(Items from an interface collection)
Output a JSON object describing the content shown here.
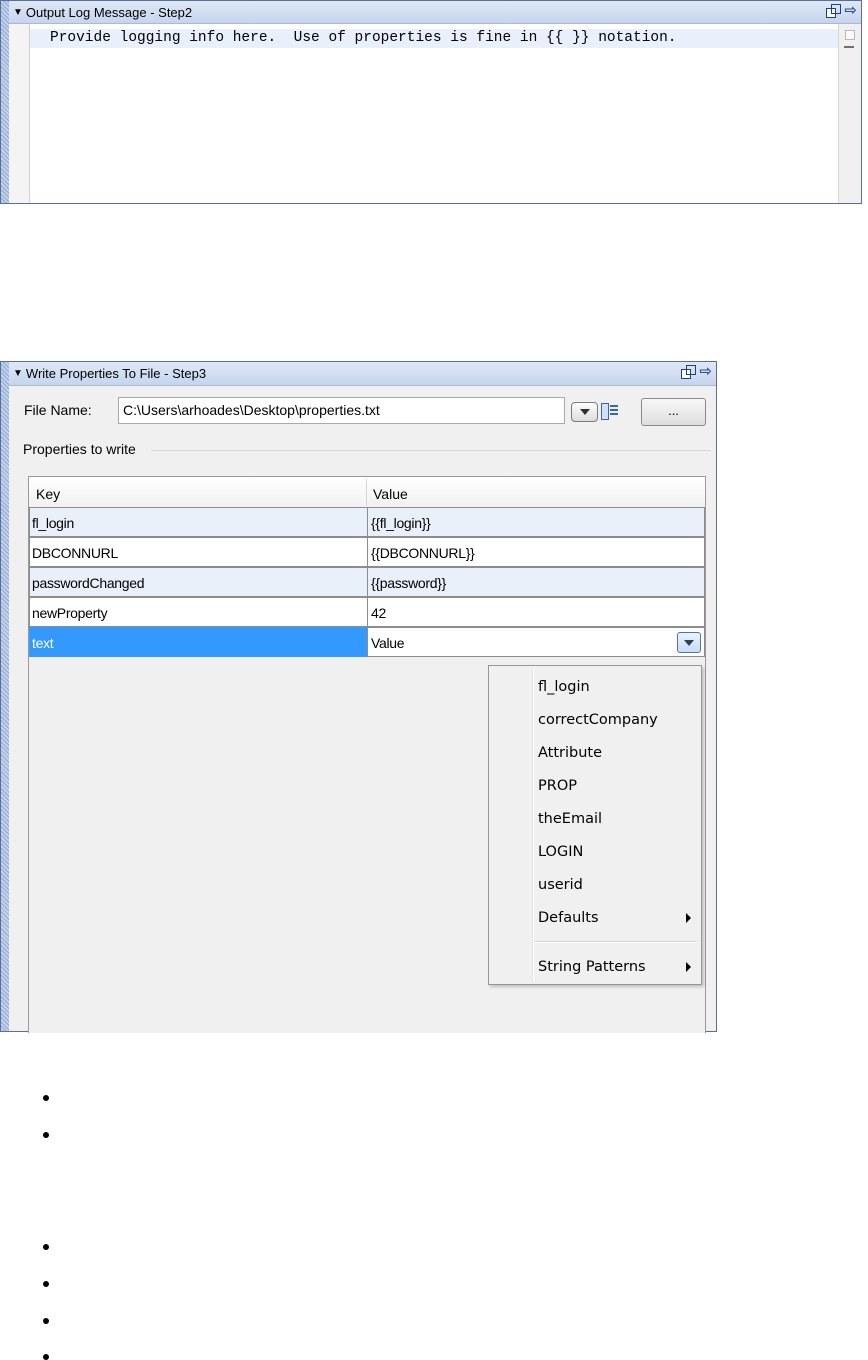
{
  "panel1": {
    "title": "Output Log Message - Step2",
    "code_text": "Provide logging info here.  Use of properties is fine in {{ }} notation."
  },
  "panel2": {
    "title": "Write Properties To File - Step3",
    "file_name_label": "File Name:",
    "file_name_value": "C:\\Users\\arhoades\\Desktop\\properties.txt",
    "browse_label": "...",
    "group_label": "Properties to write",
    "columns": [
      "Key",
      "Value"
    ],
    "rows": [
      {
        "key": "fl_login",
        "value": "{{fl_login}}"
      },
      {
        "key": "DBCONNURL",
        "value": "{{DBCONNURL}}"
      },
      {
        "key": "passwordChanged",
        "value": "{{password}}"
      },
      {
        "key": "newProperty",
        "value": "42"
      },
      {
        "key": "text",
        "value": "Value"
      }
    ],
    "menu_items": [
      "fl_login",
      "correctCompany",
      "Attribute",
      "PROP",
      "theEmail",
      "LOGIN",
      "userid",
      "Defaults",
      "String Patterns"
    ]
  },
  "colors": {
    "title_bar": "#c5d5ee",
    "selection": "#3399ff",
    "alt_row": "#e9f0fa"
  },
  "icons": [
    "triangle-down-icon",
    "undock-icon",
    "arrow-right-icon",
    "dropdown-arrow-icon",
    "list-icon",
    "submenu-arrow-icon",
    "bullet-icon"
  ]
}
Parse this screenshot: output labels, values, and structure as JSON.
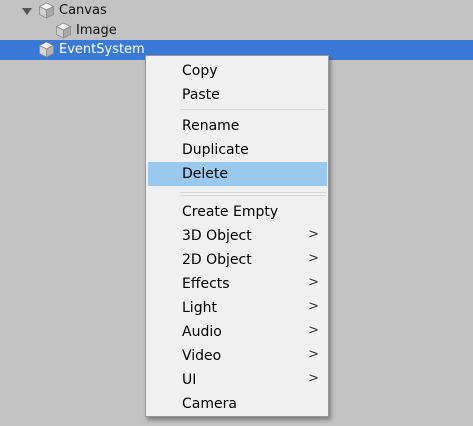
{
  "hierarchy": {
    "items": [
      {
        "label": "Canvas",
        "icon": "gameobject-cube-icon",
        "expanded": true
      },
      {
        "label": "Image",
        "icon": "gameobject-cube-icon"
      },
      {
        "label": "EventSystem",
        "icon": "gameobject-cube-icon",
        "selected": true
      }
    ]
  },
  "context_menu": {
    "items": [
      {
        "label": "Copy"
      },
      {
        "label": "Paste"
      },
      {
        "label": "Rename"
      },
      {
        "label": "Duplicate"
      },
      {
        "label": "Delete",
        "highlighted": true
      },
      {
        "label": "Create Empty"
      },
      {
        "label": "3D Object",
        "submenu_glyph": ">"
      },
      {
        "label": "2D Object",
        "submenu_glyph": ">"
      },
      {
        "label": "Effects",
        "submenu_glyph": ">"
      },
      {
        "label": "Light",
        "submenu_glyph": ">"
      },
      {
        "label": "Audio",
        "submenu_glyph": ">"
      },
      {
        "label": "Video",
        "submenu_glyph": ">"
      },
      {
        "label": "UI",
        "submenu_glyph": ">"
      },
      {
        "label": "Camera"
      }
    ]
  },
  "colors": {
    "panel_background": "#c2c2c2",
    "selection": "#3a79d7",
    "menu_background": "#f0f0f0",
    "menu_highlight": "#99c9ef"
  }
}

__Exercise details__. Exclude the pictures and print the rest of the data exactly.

__Solution for this exercise__.
Output a JSON object describing the content shown here.
{
  "panel1": {
    "title": "Output Log Message - Step2",
    "code_text": "Provide logging info here.  Use of properties is fine in {{ }} notation."
  },
  "panel2": {
    "title": "Write Properties To File - Step3",
    "file_name_label": "File Name:",
    "file_name_value": "C:\\Users\\arhoades\\Desktop\\properties.txt",
    "browse_label": "...",
    "group_label": "Properties to write",
    "columns": [
      "Key",
      "Value"
    ],
    "rows": [
      {
        "key": "fl_login",
        "value": "{{fl_login}}"
      },
      {
        "key": "DBCONNURL",
        "value": "{{DBCONNURL}}"
      },
      {
        "key": "passwordChanged",
        "value": "{{password}}"
      },
      {
        "key": "newProperty",
        "value": "42"
      },
      {
        "key": "text",
        "value": "Value"
      }
    ],
    "menu_items": [
      "fl_login",
      "correctCompany",
      "Attribute",
      "PROP",
      "theEmail",
      "LOGIN",
      "userid",
      "Defaults",
      "String Patterns"
    ]
  },
  "colors": {
    "title_bar": "#c5d5ee",
    "selection": "#3399ff",
    "alt_row": "#e9f0fa"
  },
  "icons": [
    "triangle-down-icon",
    "undock-icon",
    "arrow-right-icon",
    "dropdown-arrow-icon",
    "list-icon",
    "submenu-arrow-icon",
    "bullet-icon"
  ]
}
Parse this screenshot: output labels, values, and structure as JSON.
{
  "hierarchy": {
    "items": [
      {
        "label": "Canvas",
        "icon": "gameobject-cube-icon",
        "expanded": true
      },
      {
        "label": "Image",
        "icon": "gameobject-cube-icon"
      },
      {
        "label": "EventSystem",
        "icon": "gameobject-cube-icon",
        "selected": true
      }
    ]
  },
  "context_menu": {
    "items": [
      {
        "label": "Copy"
      },
      {
        "label": "Paste"
      },
      {
        "label": "Rename"
      },
      {
        "label": "Duplicate"
      },
      {
        "label": "Delete",
        "highlighted": true
      },
      {
        "label": "Create Empty"
      },
      {
        "label": "3D Object",
        "submenu_glyph": ">"
      },
      {
        "label": "2D Object",
        "submenu_glyph": ">"
      },
      {
        "label": "Effects",
        "submenu_glyph": ">"
      },
      {
        "label": "Light",
        "submenu_glyph": ">"
      },
      {
        "label": "Audio",
        "submenu_glyph": ">"
      },
      {
        "label": "Video",
        "submenu_glyph": ">"
      },
      {
        "label": "UI",
        "submenu_glyph": ">"
      },
      {
        "label": "Camera"
      }
    ]
  },
  "colors": {
    "panel_background": "#c2c2c2",
    "selection": "#3a79d7",
    "menu_background": "#f0f0f0",
    "menu_highlight": "#99c9ef"
  }
}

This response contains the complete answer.